As recent events to Ferguson demonstrate, lawlessness dislocates everything in the system, up-and-down the entire line.
People are complicated, especially when they are in sin, and situations are complex. So when people make up their minds about a particular allegation based entirely on the color of the participants, they are establishing nothing other than their own disqualification for having anything whatever to do with the justice system, or anything whatever to say about the future of race relations in America.
There are more than enough confirmed instances of police misbehavior to have made it quite possible the Wilson/Brown incident could have been one of them. They are more than enough confirmed incidents of inner-city black thuggery to have made that a possibility as well. To be trapped in the kind of emotional blinders they can only accuse in one direction, and only defend in the other, is to be trapped in sin.
But the mob is omnivorous, ravenous, and blind. Rage doesn’t make sense – if it did, it wouldn’t be rage. And when frustration explodes, it never erupts in rational ways.

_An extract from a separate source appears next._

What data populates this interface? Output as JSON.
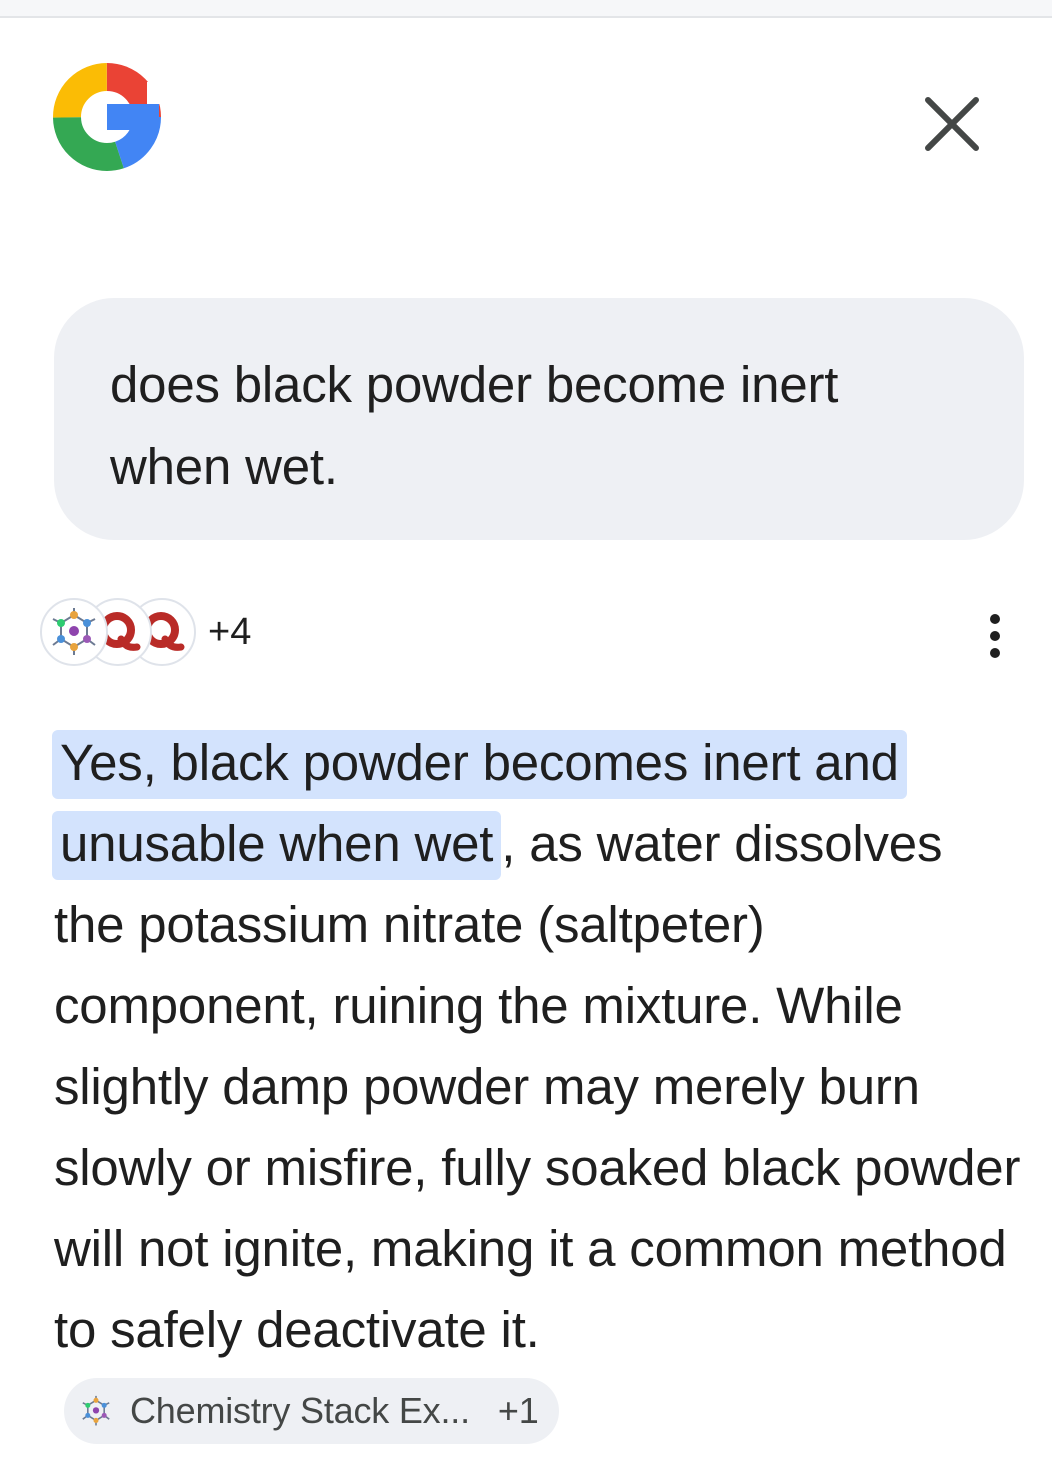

The mob at Ephesus had no idea what they were doing there, or what the point actually was (Acts 19:32), But they were more than willing to yell enthusiastically for a couple of hours about it.
The one thing a sane society may not do is cater to the insanity, trying to split the difference. In this regard the behavior of the authorities in Missouri has been idiotic, and the actions of the Justice Department have been despicable. This is not because Wilson could not possibly have been guilty — it is because anybody who expects due process to run smoothly with a mob outside burning the place down is someone who specializes in grand inversions.
The mob is more than willing to ignore the camels and riot over the gnats. You want to show your displeasure over a white cop abusing (and killing) a black man, and you want to do this by abusing hundreds of black men and women? Suit yourself, but I don’t particularly care for your theories of social justice. Don’t tell us that “black lives matter” while showing your utter contempt for black lives. Anyone who turns matters of justice over to a mob of any color is an enemy of truth. And anyone who appeases such mobs is not fit for governance.
You have a complaint about the irregularities in the case that came before the grand jury? But is there any possibility that the anger of the mob was responsible for it? Making the prosecutor have to go through the motions of a grand jury in order to try to appease and acquit at the same time? A rioting mob that demands the “right answer” will get one of two things. Either it will get that right answer, and we have what is called a lynching, or it will be thwarted in that right answer. If it is thwarted, it will be done through a courageous response, which we did not have in Missouri, or a cowardly and convoluted one, which we did. When that happens, race relations are further corrupted and the cycle of sin continues.
A mob that can demand indictments is also a mob that can demand convictions. To take one compromised step in that direction is a very great cultural evil. It seems self-evident to me that every Christian really ought to hate it — in his bones — whenever a crowd takes up a chant with a crucifixion theme in it. And we even ought to hate it if the object of their hatred were named Barabbas.
One last thing. Those soft evangelicals who spent their energy in this unhappy business trying to empathize with the rage of the crowd were undercutting the only possibility of hope. What every sinner in this tangled affair needed, whether white or black, is a once-for-all sacrifice. Other victims, whether guilty or not, will be brought to the altar in vain.
The only proclamation that can successfully interrupt this downward spiral of racial animosity is the death and resurrection of Jesus Christ. When in our blindness and folly we join the ultimate mob and cry out for His blood to be on us and on our children, God’s gracious response looked far beyond our putrefying hatreds. He does apply that blood to us, but not for condemnation. He applies that blood to us so that a white man and a black man might together put on the new man.
“And have put on the new man, which is renewed in knowledge after the image of him that created him: Where there is neither Greek nor Jew, circumcision nor uncircumcision, Barbarian, Scythian, bond nor free: but Christ is all, and in all. Put on therefore, as the elect of God, holy and beloved, bowels of mercies, kindness, humbleness of mind, meekness, longsuffering; Forbearing one another, and forgiving one another, if any man have a quarrel against any: even as Christ forgave you, so also do ye” (Col. 3:10–13).
And to be baptized into that body is to be taken completely out of the mob.